This map drawn up by the Petersburg borough shows the 500 foot buffer zone in gray, covering most of downtown Petersburg. The businesses not in that 500 foot buffer are on Excel Street and North Nordic Drive, along with Harbor Way.

Burrell is among hundreds in Alaska who have started the license application process with the state but she’s the first in the Petersburg area.
Other than hers, the closest applications in the area are on Prince of Wales Island and Wrangell. The state’s Alcohol and Marijuana Control office has a map on its website with the applications for licenses that are under consideration.

Burrell plans to operate a retail marijuana store at the back of her restaurant. Her next step in the process is a requirement to post a notice in her window and in the local newspaper announcing her intention to open a retail pot business. She wants to make clear that the store will be 40 feet off of main street and not in the front section of her restaurant.

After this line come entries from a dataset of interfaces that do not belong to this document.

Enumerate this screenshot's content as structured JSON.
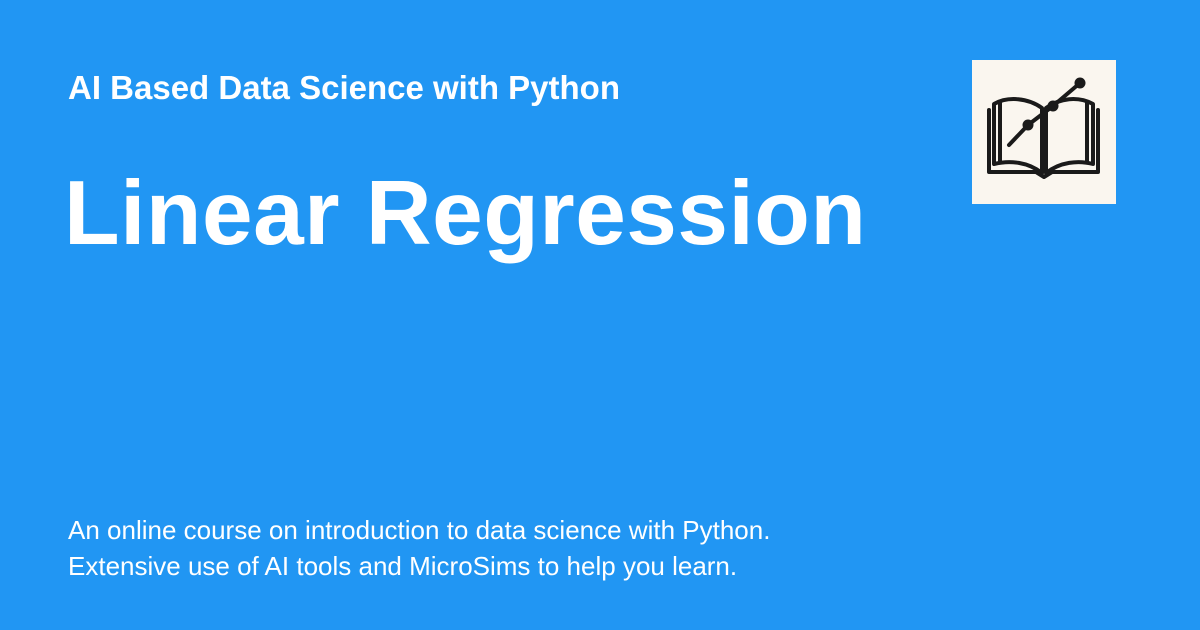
{
  "header": {
    "site_name": "AI Based Data Science with Python"
  },
  "main": {
    "title": "Linear Regression"
  },
  "footer": {
    "description_lines": [
      "An online course on introduction to data science with Python.",
      "Extensive use of AI tools and MicroSims to help you learn."
    ]
  },
  "logo": {
    "icon": "open-book-with-trend-line-icon"
  },
  "colors": {
    "background": "#2196f3",
    "text": "#ffffff",
    "logo_background": "#faf6ef",
    "logo_ink": "#1a1a1a"
  }
}
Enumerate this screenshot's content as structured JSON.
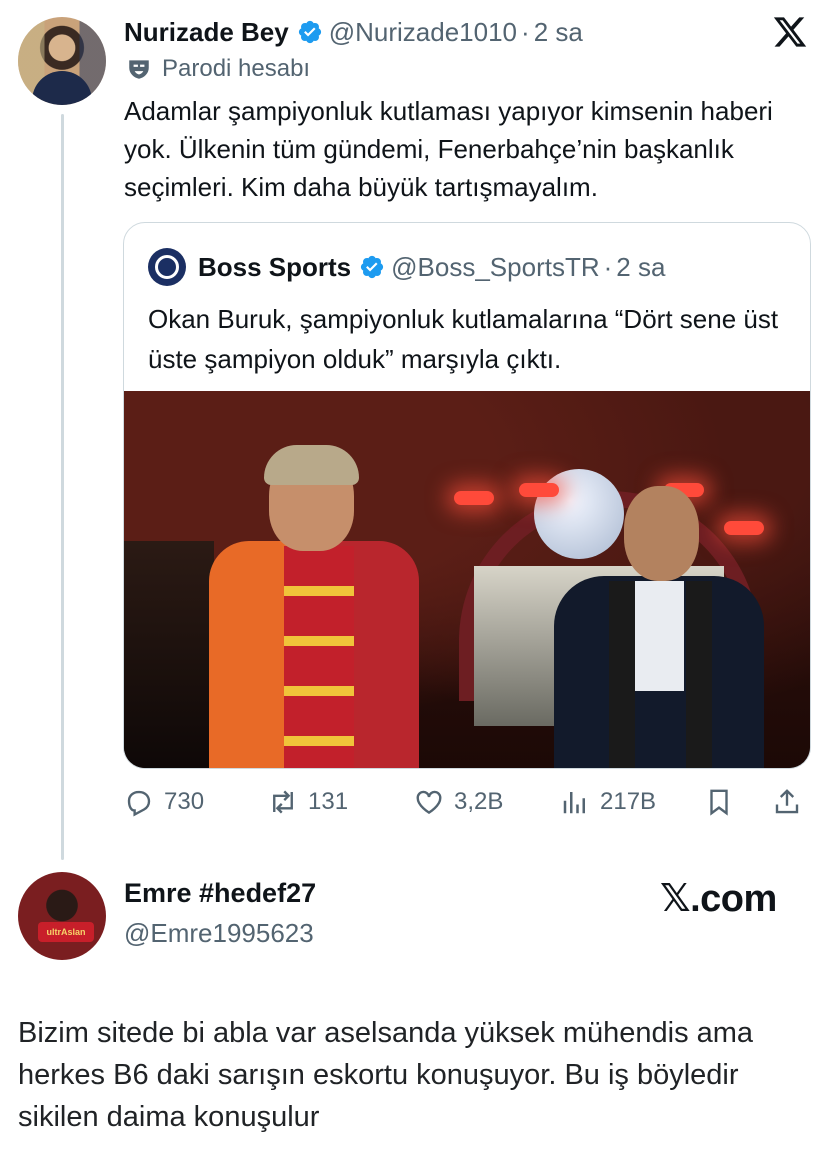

“People are going to misunderstand, they’re gonna see that sign out there on that window, they’re gonna think I’m talking about right here and right facing on main street and it’s not,” she said. “It’s that space that’s going to be in the alley way. The entry is going to be in the alley, which I think is just totally fitting.”

Burrell is calling her business “The 420,” a reference to the time of day pot smokers like to light up and a name she thinks won’t be obvious and in-the-face of people who don’t want a pot business in town. She says she’s already had push back from local residents. “I did from the beginning when I started the smoke shop,” Burrell said. “I’ve lost business in the restaurant part of it, you know even though I’ve tried to keep it over there and there’s signs over there. I’ve never sold to anybody under 21.”

Burrell said she wants to wall off the back part of her business from the restaurant and will look into having a walled-in outdoor space if she’s allowed to have people smoke on the site. However she doesn’t plan to open up her new business right away for several reasons. For one, the state doesn’t plan to start approving retail pot licenses until September. Businesses also have to pay a 5,000-dollar-a-year license fee Burrell doesn’t expect to have a source of tested marijuana that quickly.

“I actually have already decided because of the longevity and when the growers actually get to start growing, there’s probably not going to be anything available until the end of the year,” she explained. “There’s no use turning in the 5,000 dollars. So, I’ll turn in my paperwork in January 1st 2017.”

Burrell sees the new industry as a great opportunity and likens it to gold mining because it’s a gamble and maybe a chance to get rich. “Honestly, when I started the Fisherman’s Net Café I did it because I had to. I’d had back surgery, nobody’d hire me. So I did this. I’m almost 60 now. I have no retirement whatsoever. I’ve always tried to work to take care of myself and not have anybody else be in that situation, so. Maybe this is my retirement. Maybe I’ll make enough to be able to not worry about it so much.”

Burrell thinks the bulk of her business will be from tourists visiting Petersburg. She doesn’t think her legal sales will have any impact on illegal underground sales in the community.

There are still many things that have to happen before there is a pot shop in downtown Petersburg. The borough will be considering a local ordinance for marijuana businesses and state law makers will be considering legislation that would impact the industry – one bill includes a necessary change to allow the state to do nationwide background checks on license applicants, something required in the new state regulations.